The decision to have breast augmentation with Dr. Smith is a big decision and surely one you need to make just for you, not a partner or spouse. Once you make the decision to proceed you’ll have a variety of other decisions to make, as well.
One of those, of course, is the type of implants you want. This used to be a two-option choice, silicone or saline. But recently another type of implant came on the market, the gummy bear implant. While technically a silicone implant, gummy bear implants are different enough to really merit a separate category.
Dr. Smith wants his patients to have all the possible information available when making decisions about plastic surgery procedures. With that in mind, here’s more information on gummy bear implants.
What is a gummy bear implant?
Although these implants are relatively new on the scene (first coming to the market in mid-2012), they are already referred to through a variety of terms. You may have heard cohesive, gummy bear, form-stable, or highly cohesive. These terms denote the attributes of these implants made by three companies: Sientra, Allergan, and Mentor. The term “gummy bear” actually came from a surgeon, due to the consistency of the gel in these implants, and that moniker stuck. These implants retain their shape, unlike other implant choices, because the gel is thicker than traditional silicone implants.

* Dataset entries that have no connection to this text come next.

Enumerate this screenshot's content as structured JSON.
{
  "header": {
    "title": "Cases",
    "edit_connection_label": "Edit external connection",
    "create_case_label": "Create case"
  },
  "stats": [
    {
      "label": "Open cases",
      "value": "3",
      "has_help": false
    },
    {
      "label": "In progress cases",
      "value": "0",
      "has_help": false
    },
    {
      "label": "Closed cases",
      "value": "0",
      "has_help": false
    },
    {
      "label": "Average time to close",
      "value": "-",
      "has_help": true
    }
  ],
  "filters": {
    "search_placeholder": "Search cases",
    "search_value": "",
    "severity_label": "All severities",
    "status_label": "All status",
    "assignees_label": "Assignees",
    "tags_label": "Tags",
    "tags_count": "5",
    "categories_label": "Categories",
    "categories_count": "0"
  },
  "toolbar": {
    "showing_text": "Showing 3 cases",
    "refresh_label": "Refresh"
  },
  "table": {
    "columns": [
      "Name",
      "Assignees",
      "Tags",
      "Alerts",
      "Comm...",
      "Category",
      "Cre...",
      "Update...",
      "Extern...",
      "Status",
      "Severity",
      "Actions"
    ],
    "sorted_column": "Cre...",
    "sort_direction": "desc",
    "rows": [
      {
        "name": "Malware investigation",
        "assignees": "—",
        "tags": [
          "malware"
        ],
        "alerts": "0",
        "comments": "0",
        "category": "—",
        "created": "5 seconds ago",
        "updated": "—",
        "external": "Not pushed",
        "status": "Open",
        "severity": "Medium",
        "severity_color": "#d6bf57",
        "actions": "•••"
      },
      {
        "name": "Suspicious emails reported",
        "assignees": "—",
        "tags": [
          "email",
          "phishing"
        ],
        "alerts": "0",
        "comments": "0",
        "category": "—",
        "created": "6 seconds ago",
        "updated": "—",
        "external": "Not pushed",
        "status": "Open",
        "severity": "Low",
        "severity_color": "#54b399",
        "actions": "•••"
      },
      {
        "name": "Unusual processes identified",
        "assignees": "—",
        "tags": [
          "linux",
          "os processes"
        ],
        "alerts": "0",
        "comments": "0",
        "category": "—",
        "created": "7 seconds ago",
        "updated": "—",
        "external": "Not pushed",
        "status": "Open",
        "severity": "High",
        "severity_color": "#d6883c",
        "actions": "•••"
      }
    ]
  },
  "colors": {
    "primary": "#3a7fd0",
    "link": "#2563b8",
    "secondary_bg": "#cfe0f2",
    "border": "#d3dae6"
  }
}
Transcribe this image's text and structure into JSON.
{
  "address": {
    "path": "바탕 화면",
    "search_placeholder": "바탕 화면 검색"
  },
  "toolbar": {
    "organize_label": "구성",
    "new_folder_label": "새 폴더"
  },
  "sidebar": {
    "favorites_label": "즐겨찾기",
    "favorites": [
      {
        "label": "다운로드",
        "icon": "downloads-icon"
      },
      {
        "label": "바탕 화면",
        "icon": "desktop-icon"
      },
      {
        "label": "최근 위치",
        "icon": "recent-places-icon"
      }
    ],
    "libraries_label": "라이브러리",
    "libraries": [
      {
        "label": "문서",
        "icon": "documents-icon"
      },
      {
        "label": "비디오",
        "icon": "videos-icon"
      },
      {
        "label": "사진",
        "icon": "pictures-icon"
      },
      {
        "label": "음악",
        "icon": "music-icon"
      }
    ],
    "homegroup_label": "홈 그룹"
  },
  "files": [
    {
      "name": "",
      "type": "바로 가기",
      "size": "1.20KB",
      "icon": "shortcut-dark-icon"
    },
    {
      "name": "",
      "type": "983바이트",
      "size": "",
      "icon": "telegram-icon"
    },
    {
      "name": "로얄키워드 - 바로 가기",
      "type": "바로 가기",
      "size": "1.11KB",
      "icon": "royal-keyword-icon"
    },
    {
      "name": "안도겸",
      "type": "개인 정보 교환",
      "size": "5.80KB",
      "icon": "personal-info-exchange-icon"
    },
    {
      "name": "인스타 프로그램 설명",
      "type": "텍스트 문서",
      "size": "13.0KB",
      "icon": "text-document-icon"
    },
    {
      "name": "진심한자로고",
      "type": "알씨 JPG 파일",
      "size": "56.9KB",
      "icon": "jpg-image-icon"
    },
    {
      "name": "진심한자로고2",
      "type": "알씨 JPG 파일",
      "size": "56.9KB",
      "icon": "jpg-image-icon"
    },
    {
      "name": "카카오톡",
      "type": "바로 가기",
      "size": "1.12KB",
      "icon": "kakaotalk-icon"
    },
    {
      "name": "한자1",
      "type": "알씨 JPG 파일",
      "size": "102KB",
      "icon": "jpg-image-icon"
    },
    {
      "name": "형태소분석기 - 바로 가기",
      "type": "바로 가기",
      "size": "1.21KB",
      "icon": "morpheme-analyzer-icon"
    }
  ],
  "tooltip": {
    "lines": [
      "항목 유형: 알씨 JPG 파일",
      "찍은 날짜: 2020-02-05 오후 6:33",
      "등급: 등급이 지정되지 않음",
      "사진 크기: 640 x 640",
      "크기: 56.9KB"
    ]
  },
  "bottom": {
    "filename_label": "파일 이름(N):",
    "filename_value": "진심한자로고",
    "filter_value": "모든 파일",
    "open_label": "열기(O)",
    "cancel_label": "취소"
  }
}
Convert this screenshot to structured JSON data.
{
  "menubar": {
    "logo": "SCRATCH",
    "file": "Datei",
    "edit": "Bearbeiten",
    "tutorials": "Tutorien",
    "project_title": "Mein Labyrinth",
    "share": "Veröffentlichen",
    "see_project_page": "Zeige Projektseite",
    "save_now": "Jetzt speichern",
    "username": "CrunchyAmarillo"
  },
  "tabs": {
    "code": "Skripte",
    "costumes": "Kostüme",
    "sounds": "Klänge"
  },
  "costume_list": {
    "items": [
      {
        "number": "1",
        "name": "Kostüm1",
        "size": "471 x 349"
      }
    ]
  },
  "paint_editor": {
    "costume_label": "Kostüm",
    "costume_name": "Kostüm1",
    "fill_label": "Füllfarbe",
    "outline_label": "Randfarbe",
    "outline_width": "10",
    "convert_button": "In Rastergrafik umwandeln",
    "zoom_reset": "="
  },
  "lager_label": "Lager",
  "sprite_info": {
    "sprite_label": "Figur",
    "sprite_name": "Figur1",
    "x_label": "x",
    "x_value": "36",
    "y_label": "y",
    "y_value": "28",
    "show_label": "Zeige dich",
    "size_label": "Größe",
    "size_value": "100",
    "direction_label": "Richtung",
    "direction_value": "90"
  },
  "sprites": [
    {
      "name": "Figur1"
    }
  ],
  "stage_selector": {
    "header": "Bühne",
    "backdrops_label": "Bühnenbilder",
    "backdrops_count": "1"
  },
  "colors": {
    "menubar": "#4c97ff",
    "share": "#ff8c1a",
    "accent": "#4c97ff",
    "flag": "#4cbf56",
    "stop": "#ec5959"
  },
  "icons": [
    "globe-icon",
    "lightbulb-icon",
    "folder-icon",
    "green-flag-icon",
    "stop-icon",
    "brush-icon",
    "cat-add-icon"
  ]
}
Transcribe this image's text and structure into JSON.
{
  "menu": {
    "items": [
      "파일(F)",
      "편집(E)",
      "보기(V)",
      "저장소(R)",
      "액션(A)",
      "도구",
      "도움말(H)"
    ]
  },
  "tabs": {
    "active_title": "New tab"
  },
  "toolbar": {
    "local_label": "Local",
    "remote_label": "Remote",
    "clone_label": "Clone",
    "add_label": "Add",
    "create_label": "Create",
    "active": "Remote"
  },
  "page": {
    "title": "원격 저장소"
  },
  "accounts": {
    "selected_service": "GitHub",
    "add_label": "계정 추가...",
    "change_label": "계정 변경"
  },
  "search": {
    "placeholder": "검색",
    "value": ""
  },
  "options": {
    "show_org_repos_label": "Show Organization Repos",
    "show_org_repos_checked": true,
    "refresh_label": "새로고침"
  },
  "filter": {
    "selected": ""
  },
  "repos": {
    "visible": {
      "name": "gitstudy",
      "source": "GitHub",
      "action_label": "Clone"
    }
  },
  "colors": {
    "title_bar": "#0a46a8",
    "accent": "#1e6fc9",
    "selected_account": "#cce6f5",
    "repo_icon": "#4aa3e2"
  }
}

Highly cohesive gel
When compared to silicone gels used in implants during the 80s and 90s, all of today’s implant gels are more “cohesive.” The cohesiveness generally just denotes the density of the gel. Gummy bear implants are highly cohesive — if you cut one in half the gel will not move out of the implant and the implant retains its shape.
Cohesive breast implants are anatomically shaped to match the natural breast, which projects more at the bottom than at the top. The teardrop shape is thinner at the top, filling out more at the bottom. This shape maintains itself due to the thicker nature of the cohesive gel.
All gummy bear implants are textured. This texturing increases friction and helps keep the implants from rotating. This is very important because these implants are different at the bottom and the top, so maintaining their position is a necessity.
Because these implants have only been on the market for around five years, there isn’t a lot of patient usage data to pull from. And there aren’t any long-term studies yet. Sientra does have some statistics that the company put together during five years of study with its gummy bear implants. Here are those statistics:
- Over 98% rupture-free through five years
- Zero reported incidences of implant rotation
- Low rate (3.9%) of capsular contracture
Gummy bear implants have become a popular choice for breast augmentation, and they should be included in your research and consideration. If you have any questions or want to book a consultation, call Dr. Smith at (843) 705-8940.